“How selfish soever man may be supposed, there are evidently some principles in his nature which interest him in the fortune of others, and render their happiness necessary to him, though he derives nothing from it except the pleasure of seeing it.”
That said, Smith was no dreamy-eyed idealist. He knew that greed also lived in the human heart, and, when society didn’t put up guardrails to protect the rest of us from the greed of the rich and powerful, it would corrupt the nation and impoverish the majority of the people:
“This disposition to admire, and almost to worship, the rich and the powerful, and to despise, or, at least, to neglect persons of poor and mean condition … is, at the same time, the great and most universal cause of the corruption of our moral sentiments.”
Now that Americans are increasingly figuring out that the neoliberal Reagan Revolution produced a great — to use Smith’s word — corruption of America, the challenge remains to seize back from the morbidly rich their control over our politics and policies, particularly tax and labor policies.
Republicans are now trying to pretend they’re with workers’ on this issue of wealth and income.
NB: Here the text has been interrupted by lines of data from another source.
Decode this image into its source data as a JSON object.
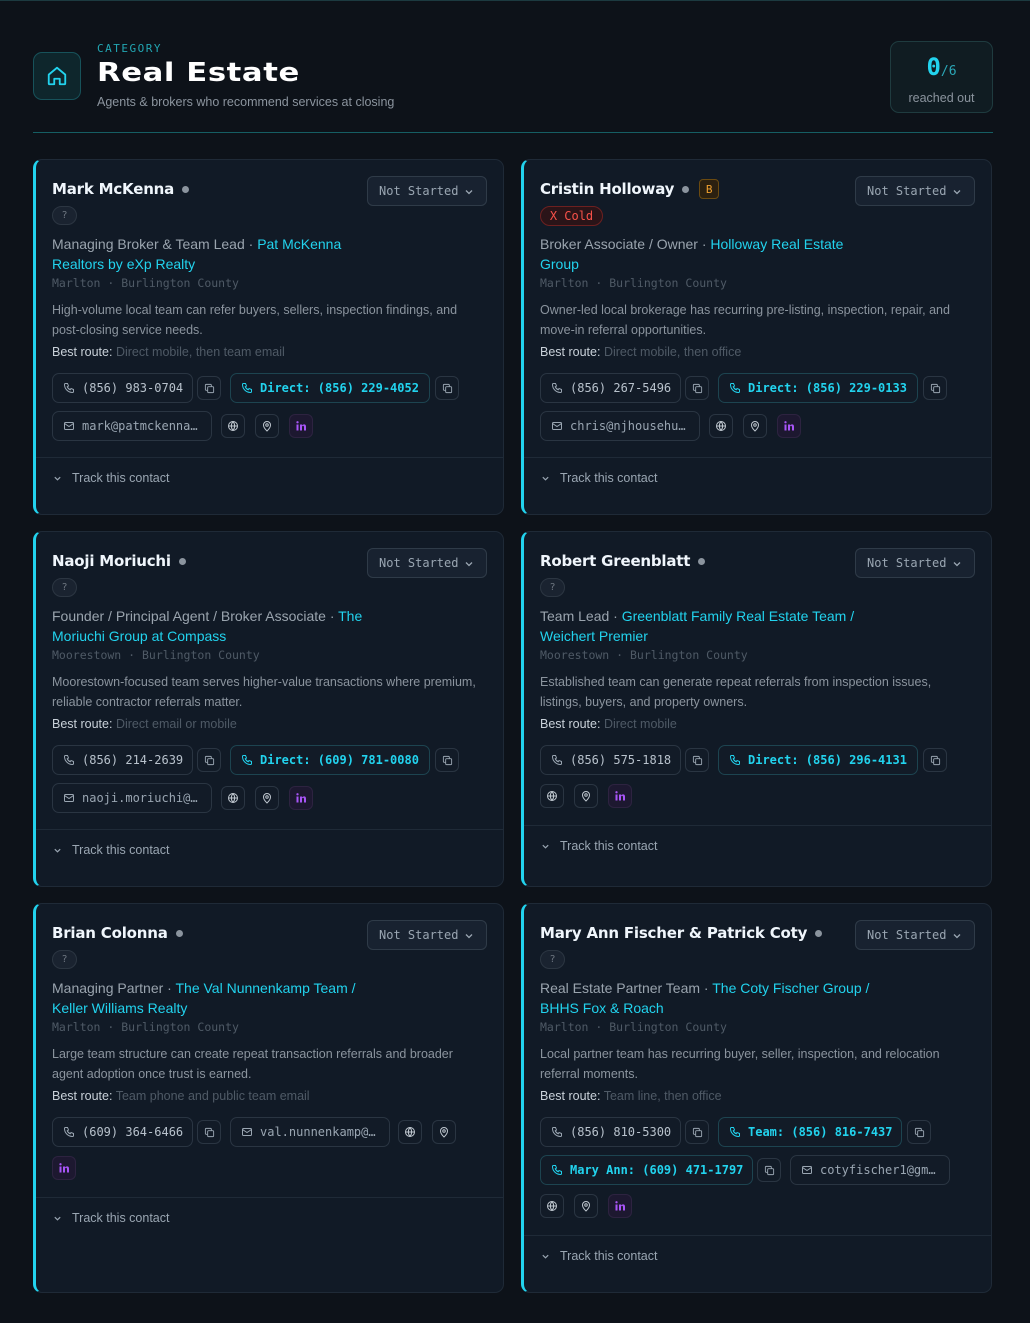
{
  "header": {
    "kicker": "CATEGORY",
    "title": "Real Estate",
    "subtitle": "Agents & brokers who recommend services at closing",
    "reach_count": "0",
    "reach_total": "/6",
    "reach_label": "reached out"
  },
  "accent_color": "#22d3ee",
  "track_label": "Track this contact",
  "best_route_label": "Best route:",
  "contacts": [
    {
      "name": "Mark McKenna",
      "status": "Not Started",
      "badge": "?",
      "role": "Managing Broker & Team Lead · ",
      "org": "Pat McKenna Realtors by eXp Realty",
      "location": "Marlton · Burlington County",
      "description": "High-volume local team can refer buyers, sellers, inspection findings, and post-closing service needs.",
      "best_route": "Direct mobile, then team email",
      "phone": "(856) 983-0704",
      "direct": "Direct: (856) 229-4052",
      "email": "mark@patmckenna…"
    },
    {
      "name": "Cristin Holloway",
      "tier": "B",
      "status": "Not Started",
      "temperature": "X Cold",
      "role": "Broker Associate / Owner · ",
      "org": "Holloway Real Estate Group",
      "location": "Marlton · Burlington County",
      "description": "Owner-led local brokerage has recurring pre-listing, inspection, repair, and move-in referral opportunities.",
      "best_route": "Direct mobile, then office",
      "phone": "(856) 267-5496",
      "direct": "Direct: (856) 229-0133",
      "email": "chris@njhousehu…"
    },
    {
      "name": "Naoji Moriuchi",
      "status": "Not Started",
      "badge": "?",
      "role": "Founder / Principal Agent / Broker Associate · ",
      "org": "The Moriuchi Group at Compass",
      "location": "Moorestown · Burlington County",
      "description": "Moorestown-focused team serves higher-value transactions where premium, reliable contractor referrals matter.",
      "best_route": "Direct email or mobile",
      "phone": "(856) 214-2639",
      "direct": "Direct: (609) 781-0080",
      "email": "naoji.moriuchi@…"
    },
    {
      "name": "Robert Greenblatt",
      "status": "Not Started",
      "badge": "?",
      "role": "Team Lead · ",
      "org": "Greenblatt Family Real Estate Team / Weichert Premier",
      "location": "Moorestown · Burlington County",
      "description": "Established team can generate repeat referrals from inspection issues, listings, buyers, and property owners.",
      "best_route": "Direct mobile",
      "phone": "(856) 575-1818",
      "direct": "Direct: (856) 296-4131"
    },
    {
      "name": "Brian Colonna",
      "status": "Not Started",
      "badge": "?",
      "role": "Managing Partner · ",
      "org": "The Val Nunnenkamp Team / Keller Williams Realty",
      "location": "Marlton · Burlington County",
      "description": "Large team structure can create repeat transaction referrals and broader agent adoption once trust is earned.",
      "best_route": "Team phone and public team email",
      "phone": "(609) 364-6466",
      "email": "val.nunnenkamp@…"
    },
    {
      "name": "Mary Ann Fischer & Patrick Coty",
      "status": "Not Started",
      "badge": "?",
      "role": "Real Estate Partner Team · ",
      "org": "The Coty Fischer Group / BHHS Fox & Roach",
      "location": "Marlton · Burlington County",
      "description": "Local partner team has recurring buyer, seller, inspection, and relocation referral moments.",
      "best_route": "Team line, then office",
      "phone": "(856) 810-5300",
      "team": "Team: (856) 816-7437",
      "maryann": "Mary Ann: (609) 471-1797",
      "email": "cotyfischer1@gm…"
    }
  ]
}
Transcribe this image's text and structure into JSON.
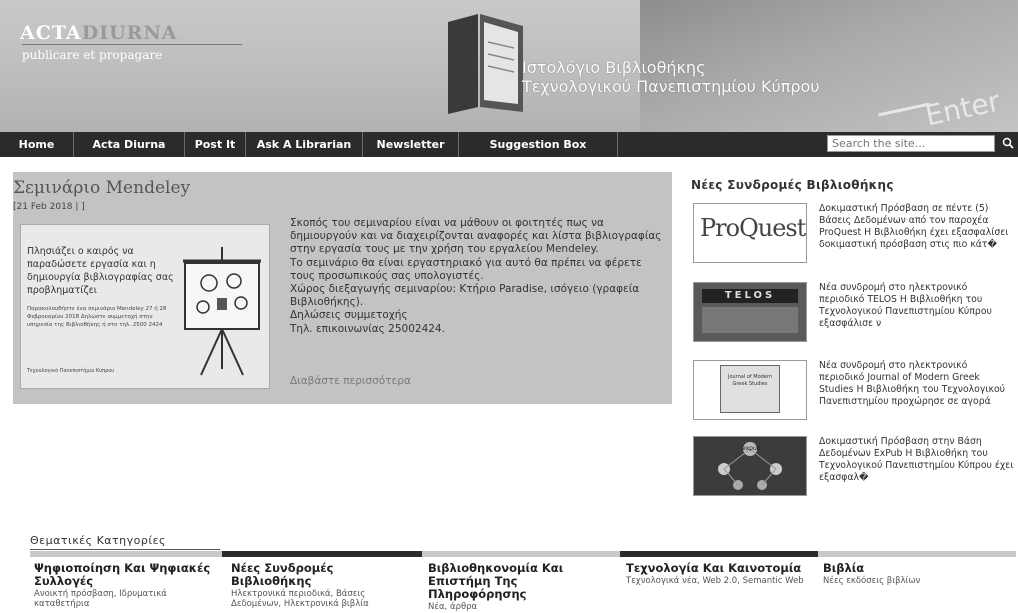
{
  "header": {
    "logo_acta": "ACTA",
    "logo_diurna": "DIURNA",
    "logo_tagline": "publicare et propagare",
    "site_title_line1": "Ιστολόγιο Βιβλιοθήκης",
    "site_title_line2": "Τεχνολογικού Πανεπιστημίου Κύπρου",
    "enter_text": "Enter"
  },
  "nav": {
    "items": [
      "Home",
      "Acta Diurna",
      "Post It",
      "Ask A Librarian",
      "Newsletter",
      "Suggestion Box"
    ],
    "search_placeholder": "Search the site..."
  },
  "post": {
    "title": "Σεμινάριο Mendeley",
    "date": "[21 Feb 2018 | ]",
    "image_text_1": "Πλησιάζει ο καιρός να παραδώσετε εργασία και η δημιουργία βιβλιογραφίας σας προβληματίζει",
    "image_text_2": "Παρακολουθήστε ένα σεμινάριο Mendeley 27 ή 28 Φεβρουαρίου 2018 Δηλώστε συμμετοχή στην υπηρεσία της Βιβλιοθήκης ή στο τηλ. 2500 2424",
    "image_text_3": "Τεχνολογικό Πανεπιστήμιο Κύπρου",
    "body": [
      "Σκοπός του σεμιναρίου είναι να μάθουν οι φοιτητές πως να δημιουργούν και να διαχειρίζονται αναφορές και λίστα βιβλιογραφίας στην εργασία τους με την χρήση του εργαλείου Mendeley.",
      "Το σεμινάριο θα είναι εργαστηριακό για αυτό θα πρέπει να φέρετε τους προσωπικούς σας υπολογιστές.",
      "Χώρος διεξαγωγής σεμιναρίου: Κτήριο Paradise, ισόγειο (γραφεία Βιβλιοθήκης).",
      "Δηλώσεις συμμετοχής",
      "Τηλ. επικοινωνίας 25002424."
    ],
    "read_more": "Διαβάστε περισσότερα"
  },
  "sidebar": {
    "title": "Νέες Συνδρομές Βιβλιοθήκης",
    "items": [
      {
        "thumb": "ProQuest.",
        "text": "Δοκιμαστική Πρόσβαση σε πέντε (5) Βάσεις Δεδομένων από τον παροχέα ProQuest Η Βιβλιοθήκη έχει εξασφαλίσει δοκιμαστική πρόσβαση στις πιο κάτ�"
      },
      {
        "thumb": "TELOS",
        "text": "Νέα συνδρομή στο ηλεκτρονικό περιοδικό TELOS Η Βιβλιοθήκη του Τεχνολογικού Πανεπιστημίου Κύπρου εξασφάλισε ν"
      },
      {
        "thumb": "Journal of Modern Greek Studies",
        "text": "Νέα συνδρομή στο ηλεκτρονικό περιοδικό Journal of Modern Greek Studies Η Βιβλιοθήκη του Τεχνολογικού Πανεπιστημίου προχώρησε σε αγορά"
      },
      {
        "thumb": "expub",
        "text": "Δοκιμαστική Πρόσβαση στην Βάση Δεδομένων ExPub Η Βιβλιοθήκη του Τεχνολογικού Πανεπιστημίου Κύπρου έχει εξασφαλ�"
      }
    ]
  },
  "categories": {
    "title": "Θεματικές Κατηγορίες",
    "items": [
      {
        "heading": "Ψηφιοποίηση Και Ψηφιακές Συλλογές",
        "desc": "Ανοικτή πρόσβαση, Ιδρυματικά καταθετήρια"
      },
      {
        "heading": "Νέες Συνδρομές Βιβλιοθήκης",
        "desc": "Ηλεκτρονικά περιοδικά, Βάσεις Δεδομένων, Ηλεκτρονικά βιβλία"
      },
      {
        "heading": "Βιβλιοθηκονομία Και Επιστήμη Της Πληροφόρησης",
        "desc": "Νέα, άρθρα"
      },
      {
        "heading": "Τεχνολογία Και Καινοτομία",
        "desc": "Τεχνολογικά νέα, Web 2.0, Semantic Web"
      },
      {
        "heading": "Βιβλία",
        "desc": "Νέες εκδόσεις βιβλίων"
      }
    ]
  },
  "colors": {
    "nav_bg": "#2b2b2b",
    "post_bg": "#c3c3c3",
    "category_bars": [
      "#c9c9c9",
      "#2b2b2b",
      "#c9c9c9",
      "#2b2b2b",
      "#c9c9c9"
    ]
  }
}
As “Speedy” Josh Hawley wrote two weeks ago:
“[I]f conservatives care about healthy towns and schools and churches, as they always say they do, they should support the kind of work and wages that nourish those institutions and make them possible.”
Riiigghht. They’ll give lots of lip service to “reinventing” the GOP between now and November 2024, but that’s all it’ll be. American working people still confront, in the GOP, a political party that is completely in the bag for great wealth.
Challenging the primacy of that wealth is going to be particularly difficult because five corrupt Republicans on the Supreme Court have legalized political bribery with Citizens United, but history shows it’s not impossible. Such bribery was also fully legal in 1932, when FDR swept the election and put the rich and powerful in their place.
“They hate me,” he told a crowd in 1936, “and I welcome their hatred.”
We have a long way to go to restore what President Harry Truman called “morality in government.”
This is a struggle that’s been going on for longer than most of us have been alive, as you can hear from President Truman himself in this 2-minute clip from March 29, 1952:
But if we can wake enough Americans to the true situation, it’s not beyond our reach.